LOGISTICS and imports are undergoing significant changes, amid an increasing awareness on the importance of being cost-conscious and needing to find ways to be more efficient.
The role technology plays in this environment cannot be overstated. Clients can track their parcels, provide instructions on when to ship and make the necessary documentation available to expedite custom stops, irrespective of their location.
By the time the goods arrive at the harbour, there will not be any delays due to paperwork not being filed properly or some other issues that happened during transit. This means logistics providers and importers are now evolving to become more analytical and consultant-centric.
Inbound supply chain management has many moving parts. Working with the right partner can deliver significant value-added insights.
What we must also understand is that economic instability, a weakening currency, and rising prices contribute to the increasing cost of landed goods.
And with many companies funding their imports either with an overdraft or trade finance facilities, there needs to be a more effective way of mitigating these risks.
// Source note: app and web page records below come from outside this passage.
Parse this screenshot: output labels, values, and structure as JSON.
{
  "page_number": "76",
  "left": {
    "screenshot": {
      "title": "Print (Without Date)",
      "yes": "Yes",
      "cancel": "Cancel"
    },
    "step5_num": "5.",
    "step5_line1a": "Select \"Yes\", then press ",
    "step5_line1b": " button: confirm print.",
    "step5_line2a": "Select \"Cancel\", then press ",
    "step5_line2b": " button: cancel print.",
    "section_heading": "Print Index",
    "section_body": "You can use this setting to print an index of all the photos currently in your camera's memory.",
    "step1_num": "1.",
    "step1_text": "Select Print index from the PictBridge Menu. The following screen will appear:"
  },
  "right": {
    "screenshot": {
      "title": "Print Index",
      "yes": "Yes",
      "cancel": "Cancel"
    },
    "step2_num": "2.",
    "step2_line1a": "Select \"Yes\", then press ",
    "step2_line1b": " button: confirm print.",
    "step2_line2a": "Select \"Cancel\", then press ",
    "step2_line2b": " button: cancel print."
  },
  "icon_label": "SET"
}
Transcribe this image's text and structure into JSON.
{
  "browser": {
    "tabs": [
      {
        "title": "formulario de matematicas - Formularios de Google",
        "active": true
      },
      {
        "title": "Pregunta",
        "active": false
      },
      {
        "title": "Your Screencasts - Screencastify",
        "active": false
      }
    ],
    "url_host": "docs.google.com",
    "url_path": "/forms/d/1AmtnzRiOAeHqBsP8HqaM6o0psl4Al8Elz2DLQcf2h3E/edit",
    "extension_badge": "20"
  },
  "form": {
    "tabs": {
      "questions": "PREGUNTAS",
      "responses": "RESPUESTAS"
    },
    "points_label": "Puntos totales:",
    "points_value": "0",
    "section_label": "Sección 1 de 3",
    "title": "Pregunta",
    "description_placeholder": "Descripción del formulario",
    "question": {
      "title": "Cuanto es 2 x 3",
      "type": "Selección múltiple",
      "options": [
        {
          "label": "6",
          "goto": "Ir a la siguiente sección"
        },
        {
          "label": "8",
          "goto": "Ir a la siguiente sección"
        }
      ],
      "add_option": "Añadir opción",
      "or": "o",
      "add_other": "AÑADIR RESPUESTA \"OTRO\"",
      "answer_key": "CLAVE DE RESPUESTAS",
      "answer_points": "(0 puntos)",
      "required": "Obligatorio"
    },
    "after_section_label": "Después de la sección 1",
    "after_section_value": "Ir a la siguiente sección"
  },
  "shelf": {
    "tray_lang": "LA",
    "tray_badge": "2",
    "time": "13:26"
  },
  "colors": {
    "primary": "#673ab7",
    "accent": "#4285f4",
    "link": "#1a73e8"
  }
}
The emergence of fintechs has contributed to a more innovative approach, when it comes to financing. Companies are no longer limited to waiting for weeks while banks approve additional credit. Instead, import supply chain partners can conduct a real-time needs analysis on the variables at play, and how they impact on the cost of the goods.
This results in additional funding being provided, so organisations can import the volumes they promised to customers, instead of being limited to their line of credit from the banks.
Traditionally, customers opted for debtors’ book factoring. But with times becoming tougher, banks are not making the entire facility available. This is resulting in a drive towards funding where the customer has a guarantee that the total amount is available to finance imports.
As technology evolves, so too are more mobile applications becoming available, to further empower customers through the importing process. Some allow for the physical tracking of goods whilst others, like traditional banking apps, take care of the financing side.
However, when these components are combined in a single offering, users will have more control over all facets of their imports.
By combining the financial and the physical supply chain in an integrated platform, customers do not have to log into multiple environments. Instead, they have an integrated offering that gives them all the information they need, in a convenient and user-friendly way.
People are becoming savvier, throughout the supply chain process. Retailers go directly to the source, see the margin, and use that to negotiate suppliers down. With margins becoming thinner, there is more awareness around cost-containment.
By embracing technology, different financing models, and working with importers as partners in 2018, Namibian companies can mitigate a lot of the risks associated with the uncertainties that exist in the market.
Confidente. Lifting the Lid. Copyright © 2015